"Soccer is a dying sport," said Brad Martin, a 26-year-old receiver for the Olympians, a South London team. "Rubgy is good, but it hasn't got the razzmatazz of American football." In addition, he said, in American football "the violence is on the pitch," or field, "and not on the terrace."

"Terraces" are concrete steps in British stadiums where fans with standing-room tickets watch soccer games and where 40,000 will watch the Bears and Cowboys. In recent years, the terraces have been the venue for the vicious gang warfare among team supporters that has given British fans a bad reputation. The reasoning here is that since American football itself is so violent, with players bashing into each other like wrecking balls, it provides a voyeuristic escape valve that keeps fans from bashing each other.

To British aficionados, the professional American players here this week are unparalleled celebrities. For the rest of London that has come into contact with them, they seem like behemoths from another planet, with strange habits and unquenchable appetites.

While any large American player excites interest, the Cowboys seem a bit too genteel to conform to the British ideal of football meanness. It was not until Chicago quarterback Jim McMahon got off the plane at London's Heathrow Airport Monday, dressed in military camouflage and sunglasses, a massive cigar clamped between his teeth, that the fans knew the real Americans had arrived.

With the team just three weeks into preseason practice and player cuts not yet made, there are nearly 100 members in the Bears contingent. Their arrival in the lobby of the Intercontinental Hotel yesterday morning brought normal business to a halt, as the clientele stared in disbelief.
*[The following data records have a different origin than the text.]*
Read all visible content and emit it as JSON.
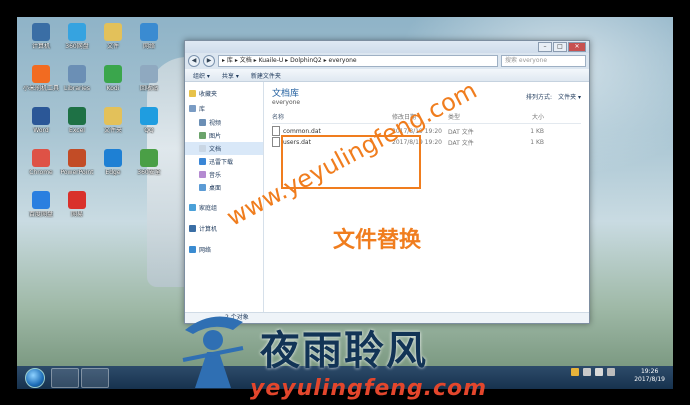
{
  "desktop": {
    "icons": [
      {
        "label": "计算机",
        "color": "#3a6ea5"
      },
      {
        "label": "360网盘",
        "color": "#36a3e0"
      },
      {
        "label": "文件",
        "color": "#e3c15a"
      },
      {
        "label": "网络",
        "color": "#3a8bd1"
      },
      {
        "label": "小米刷机工具",
        "color": "#f26b21"
      },
      {
        "label": "Libraries",
        "color": "#6b8fb5"
      },
      {
        "label": "Kodi",
        "color": "#3aa64c"
      },
      {
        "label": "回收站",
        "color": "#8fa9c0"
      },
      {
        "label": "Word",
        "color": "#2b5797"
      },
      {
        "label": "Excel",
        "color": "#1e7145"
      },
      {
        "label": "文件夹",
        "color": "#e3c15a"
      },
      {
        "label": "QQ",
        "color": "#1f9de0"
      },
      {
        "label": "Chrome",
        "color": "#de5246"
      },
      {
        "label": "PowerPoint",
        "color": "#c24c26"
      },
      {
        "label": "Edge",
        "color": "#1e80d4"
      },
      {
        "label": "360安全",
        "color": "#4a9f46"
      },
      {
        "label": "百度网盘",
        "color": "#2a7fe0"
      },
      {
        "label": "网易",
        "color": "#d9312b"
      }
    ]
  },
  "window": {
    "nav_back": "◀",
    "nav_fwd": "▶",
    "address": "▸ 库 ▸ 文档 ▸ Kuaile-U ▸ DolphinQ2 ▸ everyone",
    "search_placeholder": "搜索 everyone",
    "toolbar": {
      "organize": "组织 ▾",
      "share": "共享 ▾",
      "new_folder": "新建文件夹"
    },
    "nav": {
      "favorites": "收藏夹",
      "libraries": "库",
      "lib_items": [
        "视频",
        "图片",
        "文档",
        "迅雷下载",
        "音乐",
        "桌面"
      ],
      "homegroup": "家庭组",
      "computer": "计算机",
      "network": "网络"
    },
    "library_title": "文档库",
    "library_subtitle": "everyone",
    "arrange_label": "排列方式:",
    "arrange_value": "文件夹 ▾",
    "columns": {
      "name": "名称",
      "date": "修改日期",
      "type": "类型",
      "size": "大小"
    },
    "files": [
      {
        "name": "common.dat",
        "date": "2017/8/19 19:20",
        "type": "DAT 文件",
        "size": "1 KB"
      },
      {
        "name": "users.dat",
        "date": "2017/8/19 19:20",
        "type": "DAT 文件",
        "size": "1 KB"
      }
    ],
    "status": "2 个对象"
  },
  "overlay": {
    "watermark_url": "www.yeyulingfeng.com",
    "caption": "文件替换",
    "brand_cn": "夜雨聆风",
    "brand_en": "yeyulingfeng.com"
  },
  "taskbar": {
    "time": "19:26",
    "date": "2017/8/19"
  }
}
Minutes later, the team was back downstairs dressed in shorts and T-shirts. William (Refrigerator) Perry, his thighs showing a satisfying girth, trailed behind for photographers as the players casually jogged out the door, along fashionable Park Lane and across the street into Hyde Park for a workout. A lone British policeman struggled to keep up and warned team managers about muggers.

Peter Kromberg, head chef at the Intercontinental brought his entire staff in before dawn today to prepare the Bears' breakfast. "They didn't eat all the food from last night's meal," Kromberg said worriedly. "Mind you, they did order more than 100 hamburgers from room service."

Today's photo opportunity and practice session, at the Crystal Palace National Sports Center in South London, was the first chance for the British press and fans to meet with members of both teams. With hesitant humility, they clustered around the Refrigerator.

Perry is well known here, primarily as a pitchman on television commercials for a British grocery store chain. While other players stood laughing, local reporters asked him what he eats for breakfast, lunch and dinner. Yes, he said, he likes the name Refrigerator. No, he does not like his beer warm, the way the British drink it. Yes, he is looking forward to seeing London. No, he does not like being called "Bill."

He duly translated his 300-plus pound weight into British measurements -- 22 stone -- and amiably showed the fabled gap in his teeth for the cameras and said "I'm a mean customer."

Farther down the field, American Bob Payton, owner of the Chicago Pizza Pie Factory restaurant here and the self-described "Mr. Chicago" of Britain, was explaining his problems in trying to organize a Bears pep rally in Central London. "The people around Hanover Square," his chosen venue, "don't even know what a pep rally is . . . . English people want to see the Refrigerettes," Perry's cheerleaders, "they want to see the mayor of Chicago."

Neither the Bears nor Chicago, it seemed, were cooperating.